ACTIVITY ▸ If a line in the data below includes the string "content", please return a copy of it.

+++++

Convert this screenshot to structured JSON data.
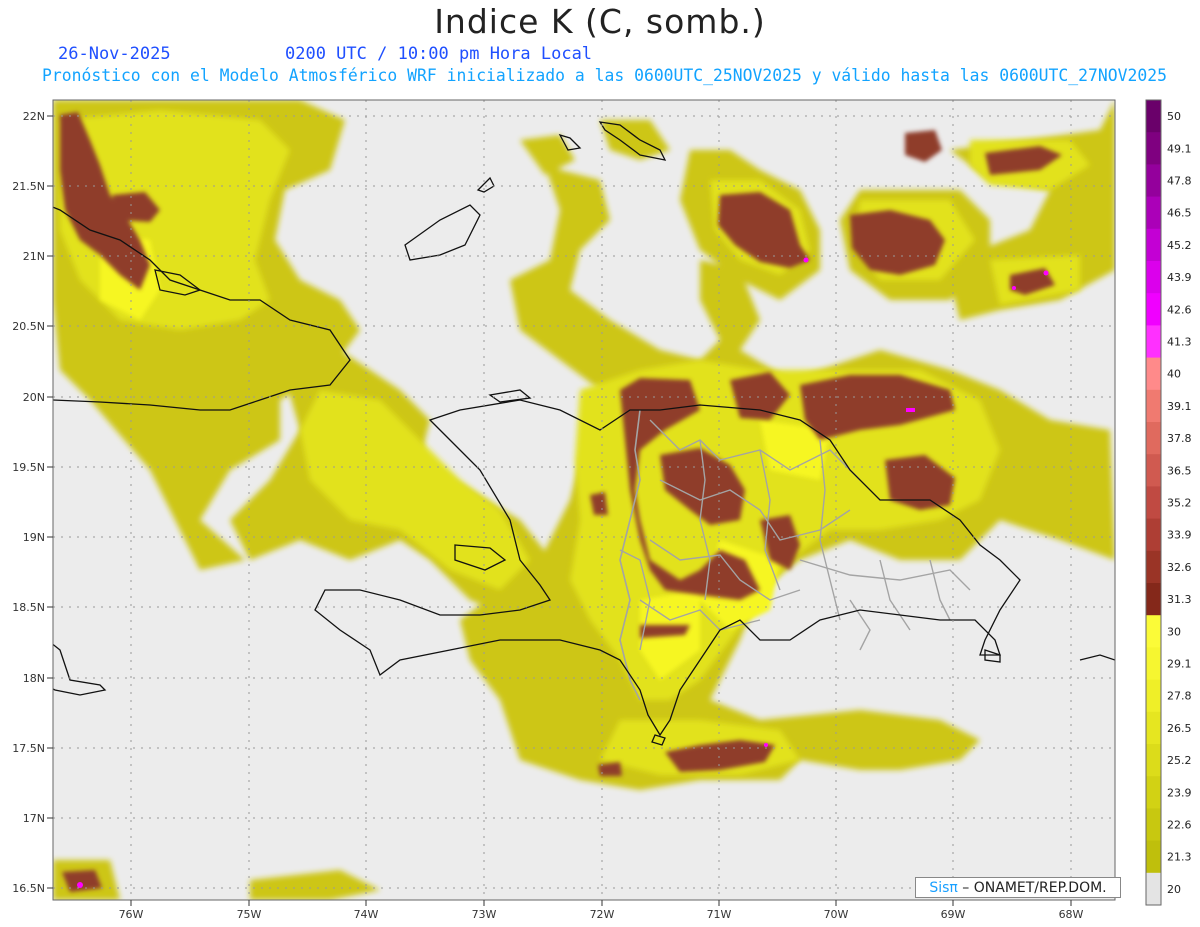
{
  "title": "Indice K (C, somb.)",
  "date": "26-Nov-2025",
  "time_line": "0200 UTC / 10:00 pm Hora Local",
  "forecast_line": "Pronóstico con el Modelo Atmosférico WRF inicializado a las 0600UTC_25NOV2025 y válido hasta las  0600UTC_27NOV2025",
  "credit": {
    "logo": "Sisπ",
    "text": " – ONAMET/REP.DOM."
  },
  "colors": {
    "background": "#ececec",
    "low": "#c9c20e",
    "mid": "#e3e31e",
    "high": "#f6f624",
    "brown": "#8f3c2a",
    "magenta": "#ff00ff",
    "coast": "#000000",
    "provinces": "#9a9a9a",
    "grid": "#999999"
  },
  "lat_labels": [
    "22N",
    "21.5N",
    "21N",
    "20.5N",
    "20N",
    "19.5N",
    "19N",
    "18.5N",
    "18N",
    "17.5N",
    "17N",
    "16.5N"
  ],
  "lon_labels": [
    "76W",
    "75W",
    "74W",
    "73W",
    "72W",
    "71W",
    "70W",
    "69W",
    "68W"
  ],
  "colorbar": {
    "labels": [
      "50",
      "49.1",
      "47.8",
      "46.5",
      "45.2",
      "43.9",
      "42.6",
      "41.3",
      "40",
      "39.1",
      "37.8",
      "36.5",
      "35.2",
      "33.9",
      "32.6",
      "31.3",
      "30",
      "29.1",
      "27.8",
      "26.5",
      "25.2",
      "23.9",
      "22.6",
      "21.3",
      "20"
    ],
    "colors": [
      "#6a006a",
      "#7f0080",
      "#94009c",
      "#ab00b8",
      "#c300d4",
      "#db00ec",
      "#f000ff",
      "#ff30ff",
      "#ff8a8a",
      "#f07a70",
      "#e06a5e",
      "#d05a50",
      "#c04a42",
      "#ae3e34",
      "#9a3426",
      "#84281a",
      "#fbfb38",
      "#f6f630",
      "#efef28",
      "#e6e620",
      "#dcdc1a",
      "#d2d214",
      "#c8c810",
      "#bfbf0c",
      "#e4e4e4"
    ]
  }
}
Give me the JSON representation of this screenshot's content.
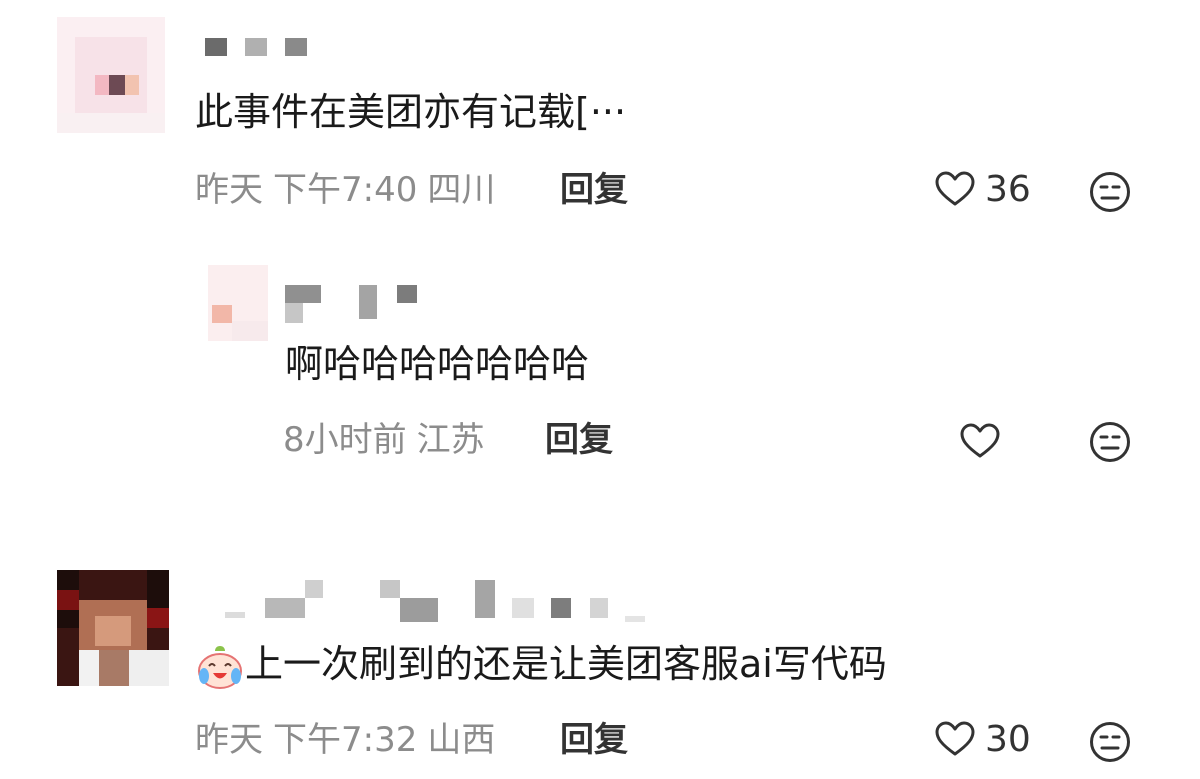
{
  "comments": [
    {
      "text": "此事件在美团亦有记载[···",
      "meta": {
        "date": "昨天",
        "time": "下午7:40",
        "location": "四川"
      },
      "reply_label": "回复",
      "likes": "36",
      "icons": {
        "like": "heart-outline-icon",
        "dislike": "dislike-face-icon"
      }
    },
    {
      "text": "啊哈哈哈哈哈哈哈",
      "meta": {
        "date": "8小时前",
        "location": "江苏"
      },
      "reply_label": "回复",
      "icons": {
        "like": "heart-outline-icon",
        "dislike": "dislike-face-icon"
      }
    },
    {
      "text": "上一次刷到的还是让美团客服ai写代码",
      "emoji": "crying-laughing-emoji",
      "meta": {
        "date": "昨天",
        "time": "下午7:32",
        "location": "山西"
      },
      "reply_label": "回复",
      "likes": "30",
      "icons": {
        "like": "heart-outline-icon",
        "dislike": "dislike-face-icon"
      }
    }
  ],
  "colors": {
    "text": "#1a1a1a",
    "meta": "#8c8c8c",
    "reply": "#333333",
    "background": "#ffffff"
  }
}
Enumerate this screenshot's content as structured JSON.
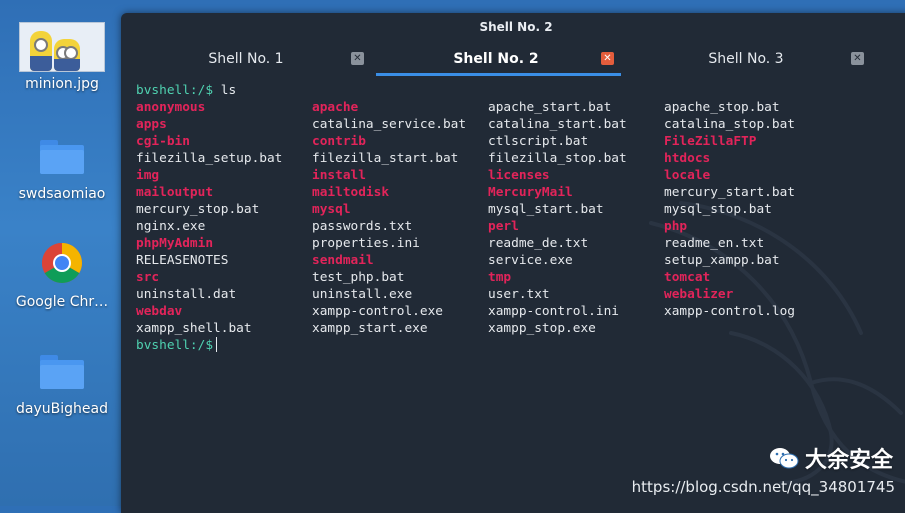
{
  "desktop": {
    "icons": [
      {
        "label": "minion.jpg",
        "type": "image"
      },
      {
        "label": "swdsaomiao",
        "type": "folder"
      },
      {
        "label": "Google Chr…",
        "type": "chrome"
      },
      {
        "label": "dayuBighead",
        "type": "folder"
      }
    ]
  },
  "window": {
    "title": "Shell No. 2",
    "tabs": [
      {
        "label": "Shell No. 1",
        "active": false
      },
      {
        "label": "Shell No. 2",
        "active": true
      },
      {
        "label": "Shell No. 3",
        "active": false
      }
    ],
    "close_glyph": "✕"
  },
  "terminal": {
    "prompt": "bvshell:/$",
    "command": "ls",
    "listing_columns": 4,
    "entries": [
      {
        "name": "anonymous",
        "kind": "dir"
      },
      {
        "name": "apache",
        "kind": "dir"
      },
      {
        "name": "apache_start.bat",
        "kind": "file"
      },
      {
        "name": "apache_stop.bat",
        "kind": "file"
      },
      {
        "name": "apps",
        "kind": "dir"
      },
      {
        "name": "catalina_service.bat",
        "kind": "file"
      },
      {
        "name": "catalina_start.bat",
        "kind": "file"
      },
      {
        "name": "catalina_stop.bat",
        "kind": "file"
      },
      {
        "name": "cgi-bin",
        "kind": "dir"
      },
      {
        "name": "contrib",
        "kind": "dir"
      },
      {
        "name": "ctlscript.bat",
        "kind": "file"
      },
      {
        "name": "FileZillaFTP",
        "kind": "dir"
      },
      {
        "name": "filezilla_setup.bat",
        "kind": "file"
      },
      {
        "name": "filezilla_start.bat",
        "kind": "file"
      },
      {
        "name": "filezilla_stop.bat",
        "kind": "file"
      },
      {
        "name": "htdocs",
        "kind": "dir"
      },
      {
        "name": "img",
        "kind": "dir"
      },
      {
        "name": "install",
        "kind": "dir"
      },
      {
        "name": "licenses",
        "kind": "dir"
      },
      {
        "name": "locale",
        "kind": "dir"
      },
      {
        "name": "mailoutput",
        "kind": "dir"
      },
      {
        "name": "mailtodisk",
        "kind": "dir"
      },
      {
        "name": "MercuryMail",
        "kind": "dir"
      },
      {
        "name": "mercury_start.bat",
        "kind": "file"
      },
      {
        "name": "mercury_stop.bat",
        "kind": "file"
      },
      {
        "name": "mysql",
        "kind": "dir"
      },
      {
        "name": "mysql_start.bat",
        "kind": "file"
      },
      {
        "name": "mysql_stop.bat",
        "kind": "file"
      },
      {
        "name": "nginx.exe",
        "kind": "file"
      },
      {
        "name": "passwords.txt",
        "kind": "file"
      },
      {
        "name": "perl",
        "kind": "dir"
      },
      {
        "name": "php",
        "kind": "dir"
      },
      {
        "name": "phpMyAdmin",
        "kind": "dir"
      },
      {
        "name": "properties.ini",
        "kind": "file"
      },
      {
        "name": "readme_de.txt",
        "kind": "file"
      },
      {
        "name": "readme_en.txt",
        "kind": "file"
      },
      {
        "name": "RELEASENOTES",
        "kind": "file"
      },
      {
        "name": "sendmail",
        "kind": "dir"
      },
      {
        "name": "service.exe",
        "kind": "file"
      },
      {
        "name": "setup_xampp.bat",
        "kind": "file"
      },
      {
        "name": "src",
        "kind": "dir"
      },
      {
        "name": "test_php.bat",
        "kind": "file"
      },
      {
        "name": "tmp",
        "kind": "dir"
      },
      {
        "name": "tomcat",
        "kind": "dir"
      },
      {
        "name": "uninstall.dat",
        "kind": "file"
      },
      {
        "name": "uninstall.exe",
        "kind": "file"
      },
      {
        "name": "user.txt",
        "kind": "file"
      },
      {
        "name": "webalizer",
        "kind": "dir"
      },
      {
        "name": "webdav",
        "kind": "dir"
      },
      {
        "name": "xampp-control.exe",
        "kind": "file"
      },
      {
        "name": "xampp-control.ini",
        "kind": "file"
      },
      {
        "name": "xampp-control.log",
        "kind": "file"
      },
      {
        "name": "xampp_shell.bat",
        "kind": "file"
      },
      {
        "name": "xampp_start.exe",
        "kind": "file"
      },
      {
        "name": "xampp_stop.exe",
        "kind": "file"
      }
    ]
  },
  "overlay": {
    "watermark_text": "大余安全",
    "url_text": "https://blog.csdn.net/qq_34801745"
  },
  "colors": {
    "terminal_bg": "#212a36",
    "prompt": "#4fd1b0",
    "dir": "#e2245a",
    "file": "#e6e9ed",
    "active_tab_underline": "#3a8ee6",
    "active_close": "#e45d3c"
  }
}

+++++

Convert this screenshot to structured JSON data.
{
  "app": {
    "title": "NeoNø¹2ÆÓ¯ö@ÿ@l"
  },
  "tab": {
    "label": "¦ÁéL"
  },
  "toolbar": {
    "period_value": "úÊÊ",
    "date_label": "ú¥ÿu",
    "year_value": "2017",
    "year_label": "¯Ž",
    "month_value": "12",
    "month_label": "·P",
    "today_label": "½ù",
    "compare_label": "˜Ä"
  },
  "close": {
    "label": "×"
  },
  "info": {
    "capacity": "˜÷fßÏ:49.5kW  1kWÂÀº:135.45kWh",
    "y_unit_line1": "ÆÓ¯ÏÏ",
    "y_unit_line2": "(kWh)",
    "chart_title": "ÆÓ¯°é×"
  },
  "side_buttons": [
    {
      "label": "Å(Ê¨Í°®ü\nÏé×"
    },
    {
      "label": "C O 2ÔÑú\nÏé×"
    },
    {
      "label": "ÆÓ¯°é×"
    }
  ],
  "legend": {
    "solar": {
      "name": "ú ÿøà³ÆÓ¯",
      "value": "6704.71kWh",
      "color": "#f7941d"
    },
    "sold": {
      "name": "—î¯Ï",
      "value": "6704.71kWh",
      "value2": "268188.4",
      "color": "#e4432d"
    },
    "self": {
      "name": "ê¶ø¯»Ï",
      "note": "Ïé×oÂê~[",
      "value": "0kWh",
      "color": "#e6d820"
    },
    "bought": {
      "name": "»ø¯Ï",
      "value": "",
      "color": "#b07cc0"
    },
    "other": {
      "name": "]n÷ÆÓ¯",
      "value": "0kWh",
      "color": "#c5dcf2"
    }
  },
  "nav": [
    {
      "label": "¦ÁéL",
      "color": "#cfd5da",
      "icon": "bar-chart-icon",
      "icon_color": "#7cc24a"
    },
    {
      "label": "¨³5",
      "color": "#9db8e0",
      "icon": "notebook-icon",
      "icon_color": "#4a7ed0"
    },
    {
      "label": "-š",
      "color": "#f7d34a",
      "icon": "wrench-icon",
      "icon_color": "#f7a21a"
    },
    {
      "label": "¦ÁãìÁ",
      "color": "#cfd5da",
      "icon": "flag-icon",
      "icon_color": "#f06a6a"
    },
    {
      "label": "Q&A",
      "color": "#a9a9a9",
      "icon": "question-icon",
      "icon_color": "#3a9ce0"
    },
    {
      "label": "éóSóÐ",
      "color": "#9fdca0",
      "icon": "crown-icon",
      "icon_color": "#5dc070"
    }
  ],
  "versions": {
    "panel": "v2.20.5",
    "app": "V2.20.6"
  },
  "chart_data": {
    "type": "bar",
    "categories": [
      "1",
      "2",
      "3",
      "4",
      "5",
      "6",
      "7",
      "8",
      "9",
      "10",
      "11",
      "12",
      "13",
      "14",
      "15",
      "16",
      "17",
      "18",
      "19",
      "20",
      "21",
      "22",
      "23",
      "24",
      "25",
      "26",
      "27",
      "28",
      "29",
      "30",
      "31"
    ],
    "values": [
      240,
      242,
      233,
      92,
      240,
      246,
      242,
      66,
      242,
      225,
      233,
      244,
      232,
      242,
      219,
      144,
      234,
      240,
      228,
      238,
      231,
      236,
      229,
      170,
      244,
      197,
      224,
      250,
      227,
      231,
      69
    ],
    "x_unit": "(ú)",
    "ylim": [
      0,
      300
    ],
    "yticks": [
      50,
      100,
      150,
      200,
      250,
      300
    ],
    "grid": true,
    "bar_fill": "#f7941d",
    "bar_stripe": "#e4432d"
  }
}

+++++

TASK RESULT ▸
Give me the JSON representation of this screenshot's content.
Enumerate this screenshot's content as structured JSON.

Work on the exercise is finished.